This Bud’s for Who?
Living your brand
I don’t always drink beer, but when I do, I prefer local craft brews. OK, I’m far from “The most interesting man in the world” but a friend caught my interest when he mentioned his son’s opinion as to the most challenging beer in the world to brew.
His son is no hobbyist. He holds a Bachelor of Science degree in Food Science and Technology from University of California, Davis, with an emphasis on fermentation and brewing. After interning at a craft brewery, he has worked for brewers in Europe and the US. His opinion, he says, is in line with a broad industry consensus as to the most difficult beer to produce.
Budweiser. There, I said it. And for a craft beer fan it wasn’t easy but it does make sense.
The King of Beers’ website lists 12 breweries in the US from Merrimack, New Hampshire, to Los Angeles, California. With Morrison’s experience in the food and beverage industry, we know the taste, texture, and feel of pretty much everything that goes into what we eat and drink can vary significantly from region to region, variety to variety, and source to source. That includes everything that goes into a Bud, even (I would guess especially) the water. Slight variances in processing (proportions, temperatures, brewing time, etc.) can also have a huge impact.
Yet the Bud you drink in St. Louis must taste exactly the same as one brewed in Jacksonville, Newark, Houston, or anyplace else. It must taste the same this year as it did last year, the year before, and 20 years ago. And if you don’t think anyone can tell the difference, I’d bet that whoever reads the mail (or Tweets) at Anheuser-Busch or any major food or beverage company could set you straight.
Craft brewers get a lot more grace. Some simply change the name of beers that are too off-target, or even start a new line (such as Lagunitas’ popular “Brown Shugga,” originally a barleywine ale gone wrong). One small Canadian brewer simply labeled a misfire “The Botched Batch,” and it wouldn’t surprise me if it sold out. That makes sense too; originality and quirkiness fits the branding of many craft breweries but I doubt “The Botched Bud” would have any such luck. The Budweiser brand means consistency, and as the brewer of the best selling beer in the US (Bud Light), that’s what they have to deliver.
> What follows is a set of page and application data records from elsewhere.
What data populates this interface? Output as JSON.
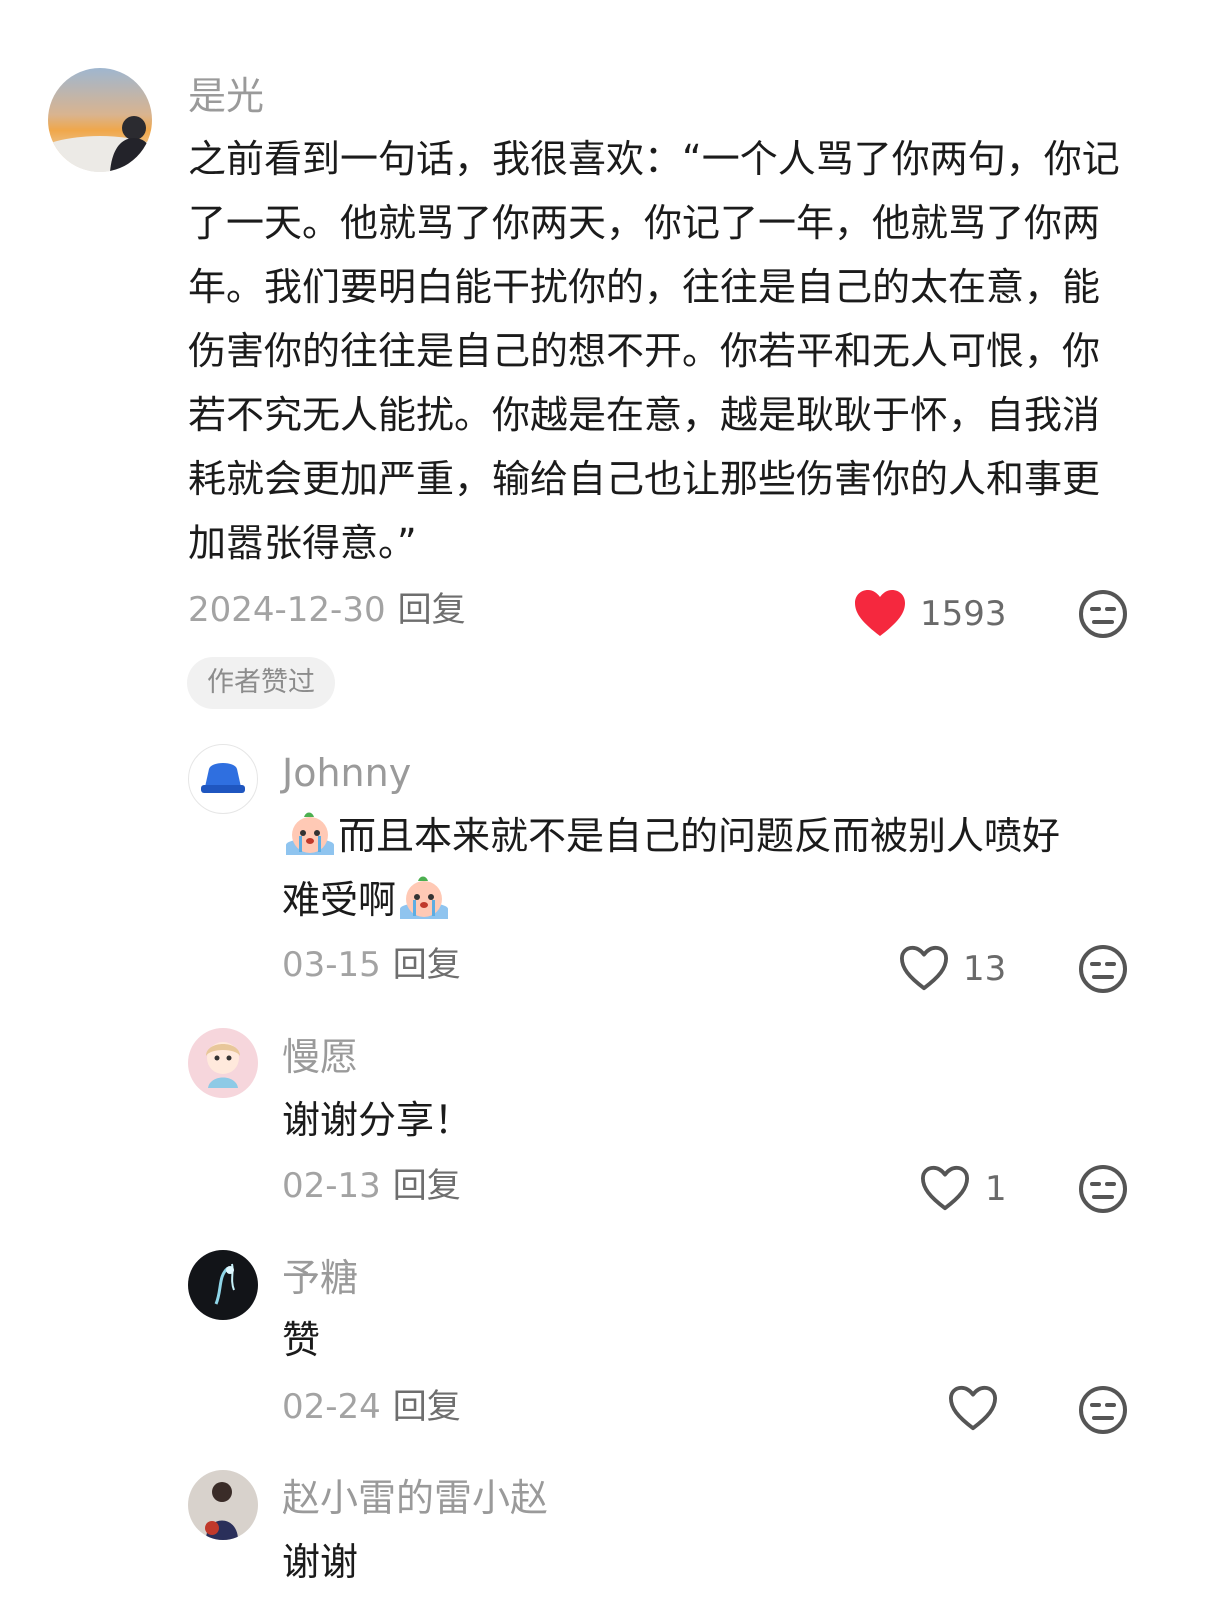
{
  "top_comment": {
    "username": "是光",
    "content": "之前看到一句话，我很喜欢：“一个人骂了你两句，你记了一天。他就骂了你两天，你记了一年，他就骂了你两年。我们要明白能干扰你的，往往是自己的太在意，能伤害你的往往是自己的想不开。你若平和无人可恨，你若不究无人能扰。你越是在意，越是耿耿于怀，自我消耗就会更加严重，输给自己也让那些伤害你的人和事更加嚣张得意。”",
    "date": "2024-12-30",
    "reply_label": "回复",
    "like_count": "1593",
    "liked": true,
    "badge": "作者赞过"
  },
  "replies": [
    {
      "username": "Johnny",
      "content_main": "而且本来就不是自己的问题反而被别人喷好",
      "content_tail": "难受啊",
      "date": "03-15",
      "reply_label": "回复",
      "like_count": "13",
      "emoji": "crying-peach-emoji"
    },
    {
      "username": "慢愿",
      "content": "谢谢分享！",
      "date": "02-13",
      "reply_label": "回复",
      "like_count": "1"
    },
    {
      "username": "予糖",
      "content": "赞",
      "date": "02-24",
      "reply_label": "回复",
      "like_count": ""
    },
    {
      "username": "赵小雷的雷小赵",
      "content": "谢谢"
    }
  ],
  "colors": {
    "like_active": "#f5283e",
    "icon_gray": "#555555",
    "username_gray": "#9a9a9a",
    "text": "#1b1b1b"
  }
}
It comes down to the question all businesses must ask themselves: What does our brand mean? Is it consistency, like Budweiser? Innovation? Reliability? If you don’t know or can’t deliver, the market will decide for you.
Take Joseph Schlitz Brewing Company. Schlitz was the best selling beer in America until the mid-1950s and held the number two spot as late as the mid-1970s, but by 1999 they were out of business. What happened? In the early 1970s, Schlitz changed their ingredients and fermentation process, which resulted in a very different beer and the loss of loyal customers. Ironically, the changes were made in part to keep up with demand; that worked, but not in the way it was intended.
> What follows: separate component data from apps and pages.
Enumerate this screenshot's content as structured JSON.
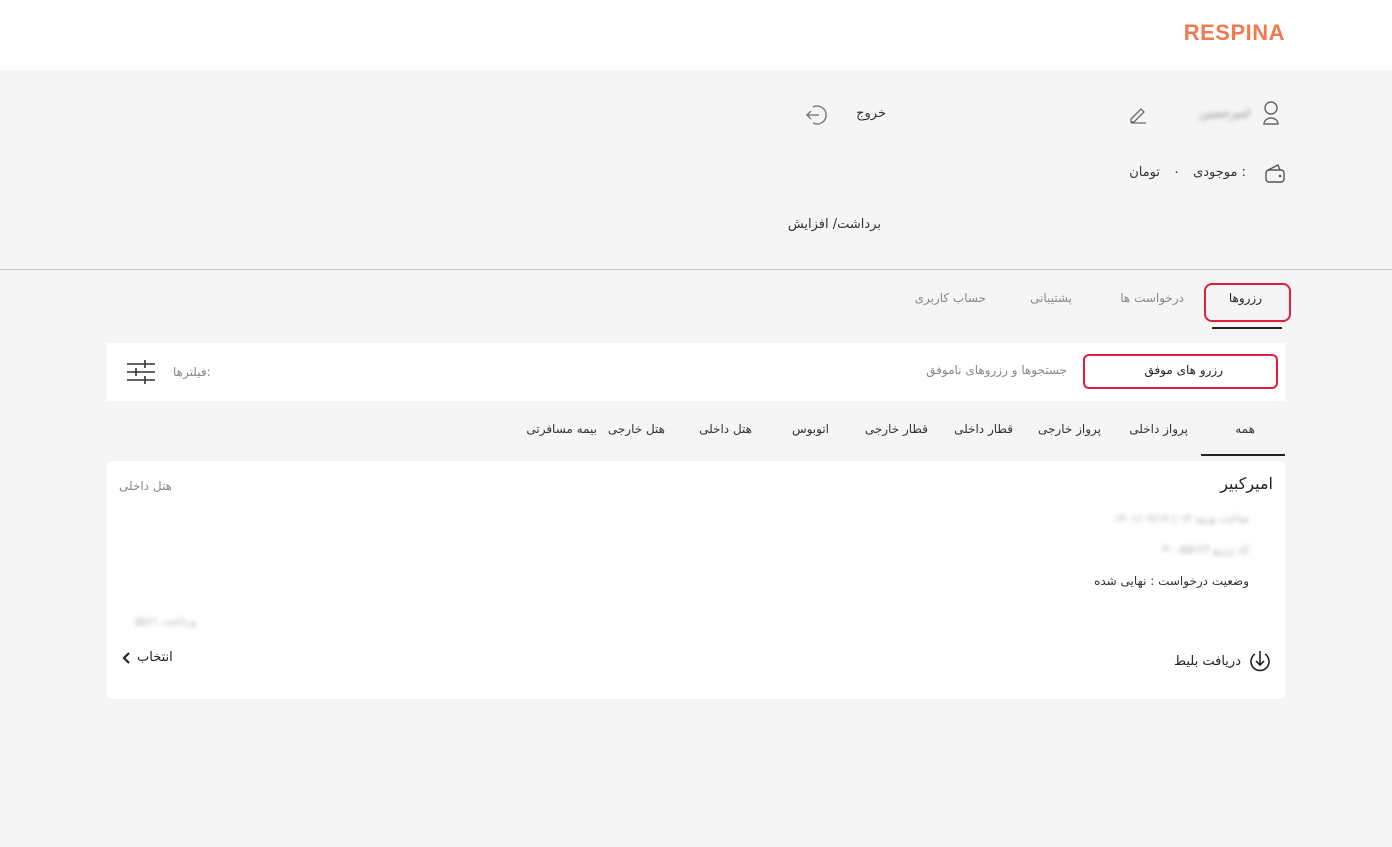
{
  "header": {
    "logo": "RESPINA"
  },
  "profile": {
    "username": "امیرحسین",
    "logout_label": "خروج",
    "balance_label": "موجودی :",
    "balance_value": "۰",
    "balance_unit": "تومان",
    "withdraw_label": "برداشت/ افزایش"
  },
  "tabs": [
    {
      "label": "رزروها"
    },
    {
      "label": "درخواست ها"
    },
    {
      "label": "پشتیبانی"
    },
    {
      "label": "حساب کاربری"
    }
  ],
  "subtabs": {
    "successful": "رزرو های موفق",
    "failed": "جستجوها و رزروهای ناموفق",
    "filters_label": "فیلترها:"
  },
  "categories": [
    {
      "label": "همه"
    },
    {
      "label": "پرواز داخلی"
    },
    {
      "label": "پرواز خارجی"
    },
    {
      "label": "قطار داخلی"
    },
    {
      "label": "قطار خارجی"
    },
    {
      "label": "اتوبوس"
    },
    {
      "label": "هتل داخلی"
    },
    {
      "label": "هتل خارجی"
    },
    {
      "label": "بیمه مسافرتی"
    }
  ],
  "booking": {
    "title": "امیرکبیر",
    "type": "هتل داخلی",
    "date_line": "۱۴۰۱/۰۹/۱۷ | ساعت ورود ۱۴",
    "code_line": "کد رزرو ۳۰۰۵۵۲۶۳",
    "status": "وضعیت درخواست : نهایی شده",
    "price": "۵۵۶۱ پرداخت",
    "download_label": "دریافت بلیط",
    "select_label": "انتخاب"
  },
  "colors": {
    "accent": "#ef7b4e",
    "highlight": "#e01f3d"
  }
}
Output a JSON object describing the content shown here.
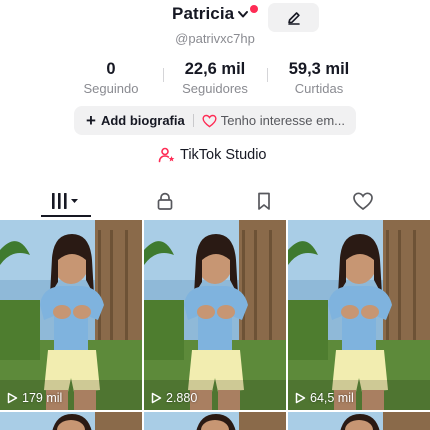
{
  "profile": {
    "name": "Patricia",
    "handle": "@patrivxc7hp"
  },
  "stats": [
    {
      "value": "0",
      "label": "Seguindo"
    },
    {
      "value": "22,6 mil",
      "label": "Seguidores"
    },
    {
      "value": "59,3 mil",
      "label": "Curtidas"
    }
  ],
  "bio": {
    "add_label": "Add biografia",
    "interest_label": "Tenho interesse em..."
  },
  "studio": {
    "label": "TikTok Studio"
  },
  "tabs": [
    {
      "icon": "videos-grid-icon",
      "active": true
    },
    {
      "icon": "lock-icon",
      "active": false
    },
    {
      "icon": "bookmark-icon",
      "active": false
    },
    {
      "icon": "heart-icon",
      "active": false
    }
  ],
  "videos": [
    {
      "views": "179 mil"
    },
    {
      "views": "2.880"
    },
    {
      "views": "64,5 mil"
    }
  ],
  "colors": {
    "accent": "#fe2c55",
    "text": "#161823",
    "secondary": "#8a8b91",
    "pill": "#f1f1f2"
  }
}
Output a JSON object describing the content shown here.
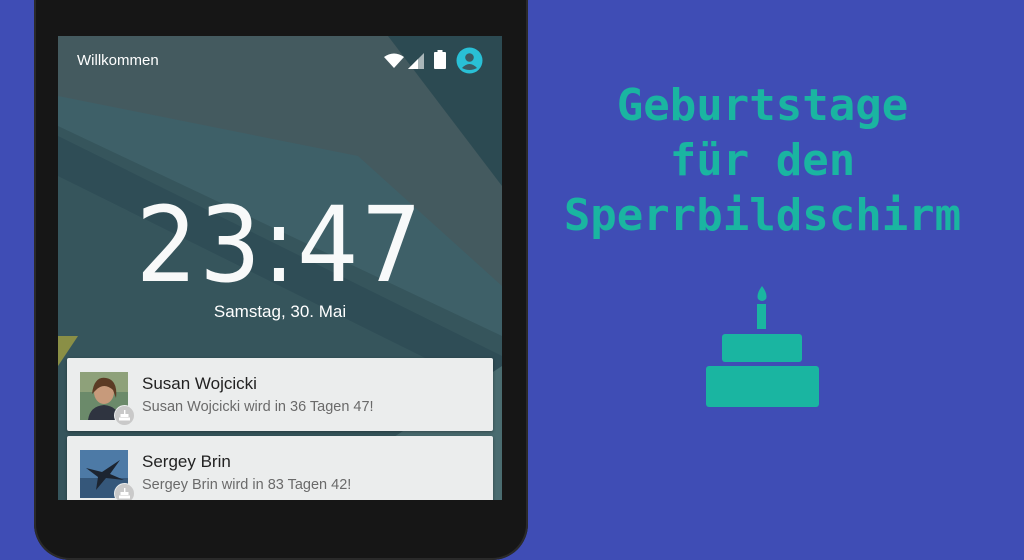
{
  "status_bar": {
    "carrier_text": "Willkommen",
    "icons": [
      "wifi-icon",
      "signal-icon",
      "battery-icon",
      "user-account-icon"
    ]
  },
  "lockscreen": {
    "time": "23:47",
    "date": "Samstag, 30. Mai"
  },
  "notifications": [
    {
      "name": "Susan Wojcicki",
      "message": "Susan Wojcicki wird in 36 Tagen 47!",
      "badge_icon": "cake-icon"
    },
    {
      "name": "Sergey Brin",
      "message": "Sergey Brin wird in 83 Tagen 42!",
      "badge_icon": "cake-icon"
    }
  ],
  "promo": {
    "title_lines": [
      "Geburtstage",
      "für den",
      "Sperrbildschirm"
    ],
    "icon": "cake-icon"
  },
  "colors": {
    "background": "#3f4db5",
    "accent": "#1ab5a1",
    "notification_card": "#ebeded",
    "status_accent": "#29c0d6"
  }
}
Budweiser’s flagship brews are losing market share as more consumers switch to craft beers, but shed no tears for Bud; the company has bought or invested in at least a dozen craft breweries (with their separate brandings) and is gaining market share in that more creative sphere. But they aren’t touching Bud, which would likely destroy the brand.
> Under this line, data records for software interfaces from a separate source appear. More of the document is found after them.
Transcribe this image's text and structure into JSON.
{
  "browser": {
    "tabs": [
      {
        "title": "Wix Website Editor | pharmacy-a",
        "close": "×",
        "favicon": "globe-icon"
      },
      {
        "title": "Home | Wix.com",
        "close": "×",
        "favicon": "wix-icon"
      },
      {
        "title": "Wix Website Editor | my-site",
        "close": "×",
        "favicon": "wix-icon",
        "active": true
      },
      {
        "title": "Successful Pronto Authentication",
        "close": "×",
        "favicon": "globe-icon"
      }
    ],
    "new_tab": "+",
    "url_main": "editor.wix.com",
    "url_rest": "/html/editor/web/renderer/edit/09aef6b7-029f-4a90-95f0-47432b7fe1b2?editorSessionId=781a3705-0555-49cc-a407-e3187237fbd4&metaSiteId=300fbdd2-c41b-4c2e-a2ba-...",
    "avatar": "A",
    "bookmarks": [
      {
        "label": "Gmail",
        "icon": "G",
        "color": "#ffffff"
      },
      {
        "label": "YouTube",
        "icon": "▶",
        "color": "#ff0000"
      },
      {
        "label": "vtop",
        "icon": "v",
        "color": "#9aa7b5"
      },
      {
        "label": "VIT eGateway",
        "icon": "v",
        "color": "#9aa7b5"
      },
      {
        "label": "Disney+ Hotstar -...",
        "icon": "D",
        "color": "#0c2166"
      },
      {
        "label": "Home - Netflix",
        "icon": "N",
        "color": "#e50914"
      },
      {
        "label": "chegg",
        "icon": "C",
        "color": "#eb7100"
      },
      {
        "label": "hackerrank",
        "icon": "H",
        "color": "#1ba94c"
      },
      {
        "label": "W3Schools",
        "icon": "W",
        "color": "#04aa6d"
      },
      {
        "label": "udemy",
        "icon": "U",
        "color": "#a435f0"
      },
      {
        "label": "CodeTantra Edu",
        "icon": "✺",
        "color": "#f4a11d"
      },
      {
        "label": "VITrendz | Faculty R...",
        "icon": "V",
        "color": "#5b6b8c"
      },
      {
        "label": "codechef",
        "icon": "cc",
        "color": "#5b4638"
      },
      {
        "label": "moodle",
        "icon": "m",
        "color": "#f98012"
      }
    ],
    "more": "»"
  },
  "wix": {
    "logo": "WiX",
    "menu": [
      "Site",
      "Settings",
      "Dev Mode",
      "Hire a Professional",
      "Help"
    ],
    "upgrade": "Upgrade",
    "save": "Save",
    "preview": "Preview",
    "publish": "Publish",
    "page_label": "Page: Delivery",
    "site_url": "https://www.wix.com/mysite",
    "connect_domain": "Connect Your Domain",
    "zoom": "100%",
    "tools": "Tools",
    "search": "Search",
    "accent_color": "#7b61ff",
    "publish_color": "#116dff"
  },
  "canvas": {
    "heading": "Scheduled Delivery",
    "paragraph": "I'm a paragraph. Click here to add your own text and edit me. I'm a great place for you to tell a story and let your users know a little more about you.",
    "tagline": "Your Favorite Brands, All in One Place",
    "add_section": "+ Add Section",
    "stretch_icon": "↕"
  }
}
Shortly after hearing my friend speak of his son’s take on Budweiser, I tried one. I’m not sure how long it had been but I’m certain it could be measured in decades. It was just as I remembered, which is their point. How well you deliver on your brand’s promise is yours.
About the Author
Brent Morrison is the founding principal at Morrison. To get in touch with Brent, please find contact information for Morrison here.